It’s easy to listen to the naysayers in aviation, but by any measure it’s been a remarkable year for general aviation. From great new airplanes and technological advancements, to innovative companies and regulatory gains, aviation had a banner year in 2106. Here are our picks for the Plane & Pilot Platinum Awards. Piper M600 Piper more »
This January, Piper Aircraft CEO and President Kevin J. Gould stood before a crowd of pilots and media, smiled broadly and said, “In what may be the worst-kept secret in aviation, Piper Aircraft is entering what is undeniably one of the most exciting market segments in general aviation.”
Let’s just say that you own a flight school in a huge and major market and you feel a need for a new multi-engine trainer. If you’re completely determined to buy new, you have only one choice, really, for a dedicated twin trainer, the Piper Seminole. (The diesel-powered Austrian Diamond Twin Star isn’t expected to be available until later this month.)
Any list of general-aviation evergreens is bound to include certain airplanes: The Cessna 170 and 172 would be near the top of the list; Piper’s venerable Super Cub would be a strong contender; Beechcraft’s straight-tail Bonanza would definitely qualify; and the Piper Cherokee Six also would likely make the list.
STANDARD DATA: Seats 3. Gross wt. 1,750. Empty wt. 930. Fuel capacity 36. Engine 150-hp Lycoming. PERFORMANCE: Top mph 130. Cruise mph 115.Stall mph 43. Initial climb rate 960. Range 460. Ceiling 19,000. Takeoff distance (50′) 500. Landing distance (50′) 725. STANDARD DATA: Seats 2. Gross wt. 1,500. Empty wt. 800. Fuel capacity 18. Engine more »
STANDARD DATA: Seats 2. Gross wt. 1,200. Empty wt. 680. Fuel capacity 9. Engine 40-hp to 65-hp Continental. PERFORMANCE: (65 hp). Top mph 87. Cruise mph 75. Stall mph 38. Initial climb rate 450. Range 206. Ceiling 11,500. Takeoff run 700. Landing roll 800. The Piper J-3, developed in 1937, made the name “Cub” a more »
STANDARD DATA: (Super Cruiser) Seats 3. Gross wt. 1,390. Empty wt. 490. Fuel capacity 30. Engine 108-hp Lycoming. PERFORMANCE: Top mph 115. Cruise mph 105. Stall mph 49. Initial climb rate 600. Range 600. Ceiling 12,600. Takeoff distance (50′) 720. Landing distance (50′) 470. STANDARD DATA: (J-5) Seats 3. Gross wt. 1,450. Empty wt. 830. more »
New to this year’s Plane & Pilot Buyer’s Guide are a couple of airplanes that are major updates of existing singles, as well as an all-new, newly Part 23-certificated model by CubCrafters.
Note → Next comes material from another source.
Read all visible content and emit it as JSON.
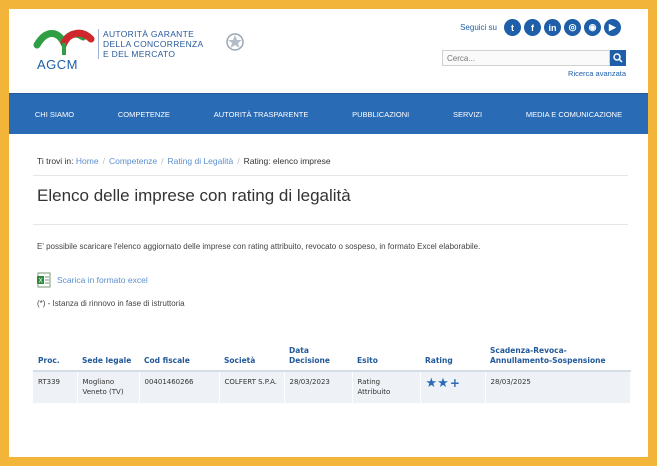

The product that continues to dominate the market is the Cirrus SR22 G6, which this year boasts its best panel yet, the updated more »